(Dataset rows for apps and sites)

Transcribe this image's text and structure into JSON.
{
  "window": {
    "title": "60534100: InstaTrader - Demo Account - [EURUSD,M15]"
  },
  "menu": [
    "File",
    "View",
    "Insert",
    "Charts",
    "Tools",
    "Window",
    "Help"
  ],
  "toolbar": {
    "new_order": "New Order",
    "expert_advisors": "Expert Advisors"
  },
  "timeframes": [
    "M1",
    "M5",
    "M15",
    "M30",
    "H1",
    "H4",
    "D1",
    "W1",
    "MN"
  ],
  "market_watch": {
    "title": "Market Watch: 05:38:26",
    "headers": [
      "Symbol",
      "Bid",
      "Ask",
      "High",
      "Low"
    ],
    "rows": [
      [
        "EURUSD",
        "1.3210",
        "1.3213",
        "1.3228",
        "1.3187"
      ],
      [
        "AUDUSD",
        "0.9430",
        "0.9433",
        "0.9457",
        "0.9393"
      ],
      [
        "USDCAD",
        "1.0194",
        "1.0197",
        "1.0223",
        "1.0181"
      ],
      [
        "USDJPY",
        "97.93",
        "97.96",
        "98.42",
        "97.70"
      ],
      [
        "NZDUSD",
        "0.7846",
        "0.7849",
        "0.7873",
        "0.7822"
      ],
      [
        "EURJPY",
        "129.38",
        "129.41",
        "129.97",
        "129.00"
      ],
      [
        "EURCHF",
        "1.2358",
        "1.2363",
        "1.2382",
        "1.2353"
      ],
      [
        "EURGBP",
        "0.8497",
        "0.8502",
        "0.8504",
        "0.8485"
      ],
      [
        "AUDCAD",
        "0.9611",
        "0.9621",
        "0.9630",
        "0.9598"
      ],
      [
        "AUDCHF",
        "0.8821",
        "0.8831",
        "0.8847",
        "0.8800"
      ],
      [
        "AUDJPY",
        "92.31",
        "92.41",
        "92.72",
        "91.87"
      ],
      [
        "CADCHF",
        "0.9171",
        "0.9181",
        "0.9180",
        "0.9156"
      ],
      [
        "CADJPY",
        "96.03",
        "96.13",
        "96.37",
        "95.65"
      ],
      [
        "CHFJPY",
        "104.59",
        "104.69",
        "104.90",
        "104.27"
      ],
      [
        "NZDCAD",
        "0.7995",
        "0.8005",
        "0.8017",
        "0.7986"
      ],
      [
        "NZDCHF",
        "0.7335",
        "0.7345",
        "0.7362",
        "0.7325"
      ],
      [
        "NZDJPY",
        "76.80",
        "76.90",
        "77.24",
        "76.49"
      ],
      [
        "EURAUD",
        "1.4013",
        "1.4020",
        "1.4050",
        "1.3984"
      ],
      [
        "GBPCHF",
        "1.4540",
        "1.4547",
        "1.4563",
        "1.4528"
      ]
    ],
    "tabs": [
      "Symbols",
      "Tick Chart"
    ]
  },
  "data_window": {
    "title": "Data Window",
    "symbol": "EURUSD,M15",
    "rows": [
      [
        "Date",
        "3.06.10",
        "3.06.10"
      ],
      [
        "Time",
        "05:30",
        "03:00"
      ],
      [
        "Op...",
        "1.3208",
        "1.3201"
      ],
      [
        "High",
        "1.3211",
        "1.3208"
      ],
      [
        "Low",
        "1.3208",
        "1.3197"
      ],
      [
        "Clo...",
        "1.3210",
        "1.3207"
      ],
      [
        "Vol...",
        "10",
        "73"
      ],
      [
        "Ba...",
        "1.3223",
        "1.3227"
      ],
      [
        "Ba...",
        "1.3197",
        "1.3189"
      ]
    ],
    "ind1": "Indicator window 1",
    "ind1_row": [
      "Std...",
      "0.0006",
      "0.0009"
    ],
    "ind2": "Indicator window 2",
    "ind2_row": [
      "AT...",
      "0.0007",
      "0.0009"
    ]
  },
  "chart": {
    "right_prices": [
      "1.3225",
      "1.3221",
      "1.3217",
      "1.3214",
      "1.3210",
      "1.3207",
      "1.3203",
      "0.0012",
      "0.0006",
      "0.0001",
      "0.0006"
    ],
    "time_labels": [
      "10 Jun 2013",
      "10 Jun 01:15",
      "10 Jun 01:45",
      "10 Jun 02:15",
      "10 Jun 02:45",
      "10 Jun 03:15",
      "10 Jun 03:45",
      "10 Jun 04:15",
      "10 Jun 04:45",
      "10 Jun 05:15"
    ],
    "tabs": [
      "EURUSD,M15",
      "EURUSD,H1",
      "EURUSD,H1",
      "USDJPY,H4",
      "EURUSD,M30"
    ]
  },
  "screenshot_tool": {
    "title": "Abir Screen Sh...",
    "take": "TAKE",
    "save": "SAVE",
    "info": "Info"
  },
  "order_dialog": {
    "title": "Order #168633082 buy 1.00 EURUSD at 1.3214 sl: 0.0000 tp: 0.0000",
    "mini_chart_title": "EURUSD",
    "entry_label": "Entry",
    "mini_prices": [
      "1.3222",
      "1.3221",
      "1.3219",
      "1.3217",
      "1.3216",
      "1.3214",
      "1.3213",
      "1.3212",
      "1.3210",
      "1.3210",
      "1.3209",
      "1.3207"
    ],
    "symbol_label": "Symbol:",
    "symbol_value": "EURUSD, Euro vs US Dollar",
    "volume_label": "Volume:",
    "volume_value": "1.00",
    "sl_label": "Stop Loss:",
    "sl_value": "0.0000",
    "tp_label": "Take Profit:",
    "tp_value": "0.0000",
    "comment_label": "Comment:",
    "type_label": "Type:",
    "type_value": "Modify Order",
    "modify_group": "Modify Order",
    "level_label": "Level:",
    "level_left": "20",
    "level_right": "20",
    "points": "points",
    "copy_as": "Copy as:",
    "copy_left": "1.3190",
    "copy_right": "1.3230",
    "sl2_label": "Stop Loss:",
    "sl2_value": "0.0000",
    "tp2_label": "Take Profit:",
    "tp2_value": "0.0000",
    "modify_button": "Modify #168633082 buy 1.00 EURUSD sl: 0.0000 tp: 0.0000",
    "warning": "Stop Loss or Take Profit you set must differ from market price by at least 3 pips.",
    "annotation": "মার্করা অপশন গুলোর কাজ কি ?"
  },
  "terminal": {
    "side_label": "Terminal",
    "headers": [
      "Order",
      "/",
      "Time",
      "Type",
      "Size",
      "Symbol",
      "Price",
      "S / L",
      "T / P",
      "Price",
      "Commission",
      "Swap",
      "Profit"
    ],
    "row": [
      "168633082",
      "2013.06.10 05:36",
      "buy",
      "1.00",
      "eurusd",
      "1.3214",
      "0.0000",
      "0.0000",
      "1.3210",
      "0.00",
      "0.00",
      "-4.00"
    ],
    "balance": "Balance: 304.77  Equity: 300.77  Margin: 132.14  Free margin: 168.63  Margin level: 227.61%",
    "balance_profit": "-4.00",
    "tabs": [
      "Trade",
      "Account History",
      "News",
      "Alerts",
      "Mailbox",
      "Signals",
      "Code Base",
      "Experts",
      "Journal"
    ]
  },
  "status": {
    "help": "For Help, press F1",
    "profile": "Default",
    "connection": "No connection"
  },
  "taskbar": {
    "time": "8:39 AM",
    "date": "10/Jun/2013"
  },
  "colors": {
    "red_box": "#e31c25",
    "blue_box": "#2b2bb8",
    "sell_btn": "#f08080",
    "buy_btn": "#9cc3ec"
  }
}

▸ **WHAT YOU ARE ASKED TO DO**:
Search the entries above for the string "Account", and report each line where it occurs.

▸ **ANSWER FOR THE TASK**:
    "title": "60534100: InstaTrader - Demo Account - [EURUSD,M15]"
      "Account History",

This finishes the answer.